**Task input:**
----------
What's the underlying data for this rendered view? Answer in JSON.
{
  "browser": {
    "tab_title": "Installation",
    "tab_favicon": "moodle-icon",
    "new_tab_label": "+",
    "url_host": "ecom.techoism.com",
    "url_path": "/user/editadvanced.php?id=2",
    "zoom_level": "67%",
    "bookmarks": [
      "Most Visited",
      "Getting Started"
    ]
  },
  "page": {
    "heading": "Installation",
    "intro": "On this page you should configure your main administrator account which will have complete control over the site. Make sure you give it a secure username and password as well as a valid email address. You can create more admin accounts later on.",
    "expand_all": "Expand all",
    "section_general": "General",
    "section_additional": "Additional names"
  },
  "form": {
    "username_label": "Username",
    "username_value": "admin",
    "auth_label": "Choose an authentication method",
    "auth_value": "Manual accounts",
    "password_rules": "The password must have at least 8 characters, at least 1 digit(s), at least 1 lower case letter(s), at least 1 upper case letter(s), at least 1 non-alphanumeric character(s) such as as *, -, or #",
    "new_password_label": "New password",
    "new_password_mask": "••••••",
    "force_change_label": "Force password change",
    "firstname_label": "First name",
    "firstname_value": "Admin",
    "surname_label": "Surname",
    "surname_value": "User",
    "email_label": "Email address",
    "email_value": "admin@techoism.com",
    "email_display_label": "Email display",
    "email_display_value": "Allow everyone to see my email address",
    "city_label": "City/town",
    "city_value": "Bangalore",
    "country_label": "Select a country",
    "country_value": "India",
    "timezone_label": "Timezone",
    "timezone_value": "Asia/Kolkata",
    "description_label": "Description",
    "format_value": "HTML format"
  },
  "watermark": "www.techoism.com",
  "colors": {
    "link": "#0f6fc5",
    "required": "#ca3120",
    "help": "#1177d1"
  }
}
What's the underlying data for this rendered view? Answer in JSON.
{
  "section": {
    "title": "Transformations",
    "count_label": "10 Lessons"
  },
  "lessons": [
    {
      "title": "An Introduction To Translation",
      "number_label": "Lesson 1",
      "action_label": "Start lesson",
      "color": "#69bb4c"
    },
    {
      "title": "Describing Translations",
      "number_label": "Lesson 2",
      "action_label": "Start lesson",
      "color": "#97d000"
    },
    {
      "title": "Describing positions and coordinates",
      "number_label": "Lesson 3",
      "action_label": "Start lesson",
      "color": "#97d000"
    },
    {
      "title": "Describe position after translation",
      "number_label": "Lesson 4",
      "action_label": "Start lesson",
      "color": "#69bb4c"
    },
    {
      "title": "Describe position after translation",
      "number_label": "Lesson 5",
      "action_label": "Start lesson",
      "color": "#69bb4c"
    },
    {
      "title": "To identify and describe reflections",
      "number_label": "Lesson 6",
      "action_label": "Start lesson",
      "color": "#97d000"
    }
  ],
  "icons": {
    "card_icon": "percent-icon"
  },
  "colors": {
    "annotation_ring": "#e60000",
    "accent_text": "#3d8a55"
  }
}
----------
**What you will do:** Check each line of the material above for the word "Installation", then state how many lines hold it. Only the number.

**Solution to this problem:** 2